You: “Many employers won’t pay for benefits, what about healthcare?”.
Audience: “Well, they could pay for it themselv…”.
You: “With companies going overseas how can you guarantee that they could keep their job?”.
Audience: “You can’t guarantee anyone keeps their…”.
You: “What about qualifications? Would you hire someone that dropped out of highschool?”.
Audience: “I wouldn’t, but…”.
You: “Well, if you wouldn’t how do you expect for them to get a job? What about clean clothes or showers?”.
Audience: “Maybe someone could…”.
You: “What about…”.
Audience: “Please stop”.
The idea is to quickly make turn after turn. That’s the easy way to get them to get lost in their own overly simple argument. Once lost in the labyrinth, they will want out.
The last I’ll leave you with is “the riddle”. This one is a little more difficult in terms of a stall tactic, but is best used when someone keeps repeating their argument. (Don’t confuse “restating” with “repeating”).
We’ve all met that person that will make a statement and throughout a discussion repeat verbatim the same point no matter where the discussion goes. These types of people are thinking about what to say next and ignore your words entirely. Sure, they are nodding like they are listening just fine, but the truth is that they could care less about what you think. They won’t stop until you start agreeing with everything spewing out of their mouth.
The next time that happens try to make up a complicated series of thoughts (they can even be nonsensical). The point is to provide a thought that forces them to stop and think about what you said. For instance, say you’re talking with a person that keeps repeating, “What do you do with an English Degree, teach? Seems like a waste of money”.
Though this may be a bit passive aggressive, it is a real example of me losing my cool at a bbq. My response, “That’s true. I couldn’t imagine anyone wanting to read books, watch movies, sit and watch television, or ever go to a play. I mean, it’s not like a lot of English majors go on to work as grant writers for nonprofits, columnists for news publications, playwrights for theaters, or technical writers for tech companies. I mean, learning critical thinking is just so limited. I mean, how can anyone…”. Just keep going until they can’t fit in a word and don’t stop until they give up.

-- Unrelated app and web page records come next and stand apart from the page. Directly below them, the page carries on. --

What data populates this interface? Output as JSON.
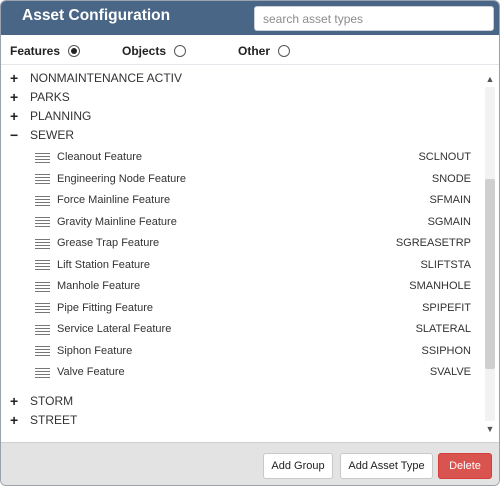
{
  "header": {
    "title": "Asset Configuration",
    "search_placeholder": "search asset types"
  },
  "filters": {
    "features_label": "Features",
    "objects_label": "Objects",
    "other_label": "Other",
    "selected": "Features"
  },
  "tree": {
    "groups_top": [
      {
        "toggle": "+",
        "label": "NONMAINTENANCE ACTIV"
      },
      {
        "toggle": "+",
        "label": "PARKS"
      },
      {
        "toggle": "+",
        "label": "PLANNING"
      },
      {
        "toggle": "−",
        "label": "SEWER"
      }
    ],
    "sewer_items": [
      {
        "name": "Cleanout Feature",
        "code": "SCLNOUT"
      },
      {
        "name": "Engineering Node Feature",
        "code": "SNODE"
      },
      {
        "name": "Force Mainline Feature",
        "code": "SFMAIN"
      },
      {
        "name": "Gravity Mainline Feature",
        "code": "SGMAIN"
      },
      {
        "name": "Grease Trap Feature",
        "code": "SGREASETRP"
      },
      {
        "name": "Lift Station Feature",
        "code": "SLIFTSTA"
      },
      {
        "name": "Manhole Feature",
        "code": "SMANHOLE"
      },
      {
        "name": "Pipe Fitting Feature",
        "code": "SPIPEFIT"
      },
      {
        "name": "Service Lateral Feature",
        "code": "SLATERAL"
      },
      {
        "name": "Siphon Feature",
        "code": "SSIPHON"
      },
      {
        "name": "Valve Feature",
        "code": "SVALVE"
      }
    ],
    "groups_bottom": [
      {
        "toggle": "+",
        "label": "STORM"
      },
      {
        "toggle": "+",
        "label": "STREET"
      }
    ]
  },
  "footer": {
    "add_group_label": "Add Group",
    "add_asset_type_label": "Add Asset Type",
    "delete_label": "Delete"
  },
  "colors": {
    "header_bg": "#4a6687",
    "delete_bg": "#d9534f"
  }
}
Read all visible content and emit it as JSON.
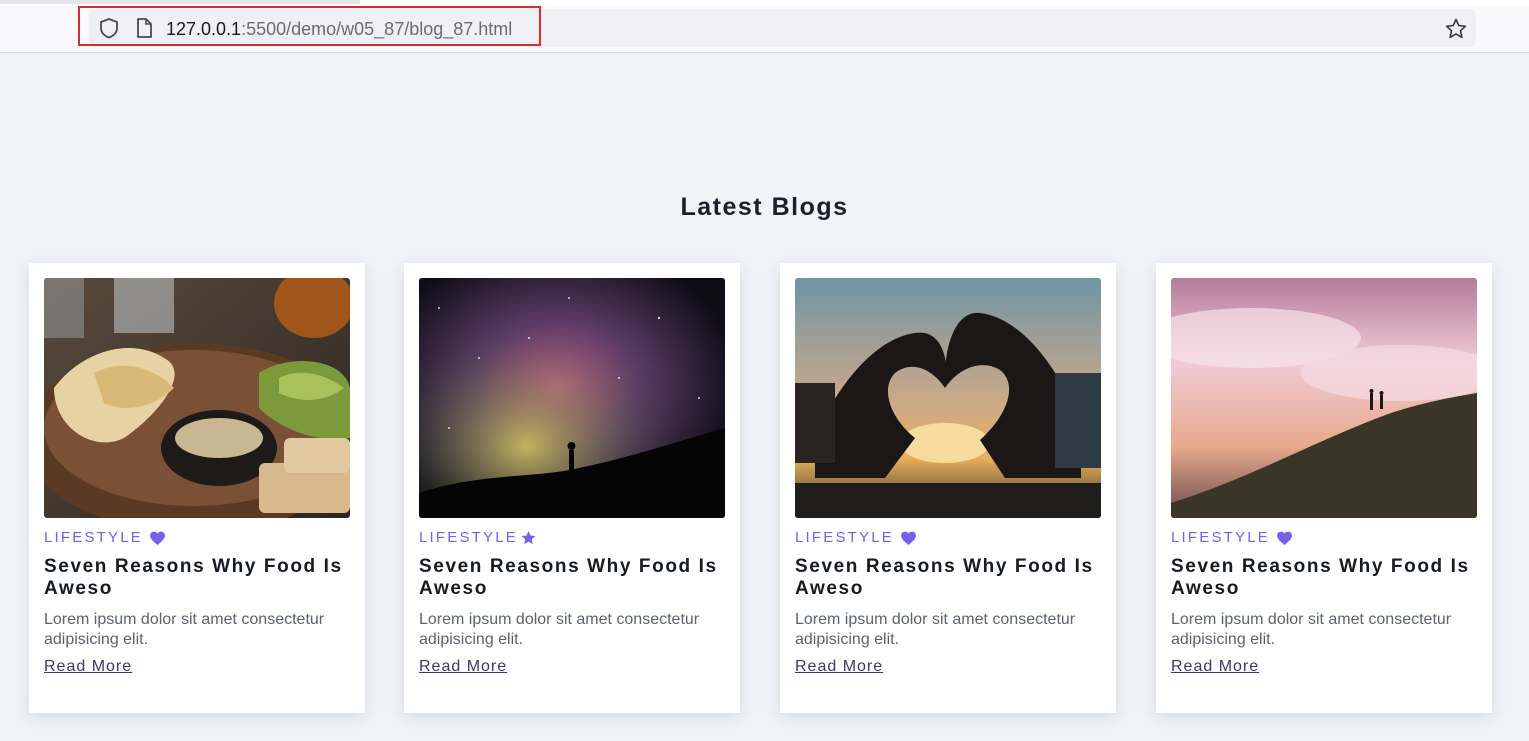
{
  "browser": {
    "url_host": "127.0.0.1",
    "url_path": ":5500/demo/w05_87/blog_87.html",
    "icons": [
      "shield-icon",
      "page-icon",
      "star-icon"
    ]
  },
  "page": {
    "title": "Latest Blogs",
    "accent_color": "#7661ee"
  },
  "cards": [
    {
      "image": "food-photo",
      "category": "LIFESTYLE",
      "category_icon": "heart-icon",
      "title": "Seven Reasons Why Food Is Aweso",
      "description": "Lorem ipsum dolor sit amet consectetur adipisicing elit.",
      "link": "Read More"
    },
    {
      "image": "galaxy-photo",
      "category": "LIFESTYLE",
      "category_icon": "star-icon",
      "title": "Seven Reasons Why Food Is Aweso",
      "description": "Lorem ipsum dolor sit amet consectetur adipisicing elit.",
      "link": "Read More"
    },
    {
      "image": "heart-hands-photo",
      "category": "LIFESTYLE",
      "category_icon": "heart-icon",
      "title": "Seven Reasons Why Food Is Aweso",
      "description": "Lorem ipsum dolor sit amet consectetur adipisicing elit.",
      "link": "Read More"
    },
    {
      "image": "hill-sunset-photo",
      "category": "LIFESTYLE",
      "category_icon": "heart-icon",
      "title": "Seven Reasons Why Food Is Aweso",
      "description": "Lorem ipsum dolor sit amet consectetur adipisicing elit.",
      "link": "Read More"
    }
  ]
}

At some point you’ve given them one massive block of info to dissect. They will latch on to one thing, but just keep going. Keep going until they don’t know the answer to your riddle.
Really, much of what I’m suggesting seems mean or trite, but these tactics are meant to be used against those people who could care less about your opinion.
There may be a part of me that has avoided posting because of these overly harsh opinions. There may be a part of me that is stalling because having an opinion is too difficult. Maybe, I just don’t think my opinion would be heard. In any case, here’s a post.
I really hope that you’ve found something to add to your everyday rhetoric repertoire. Thank you for reading.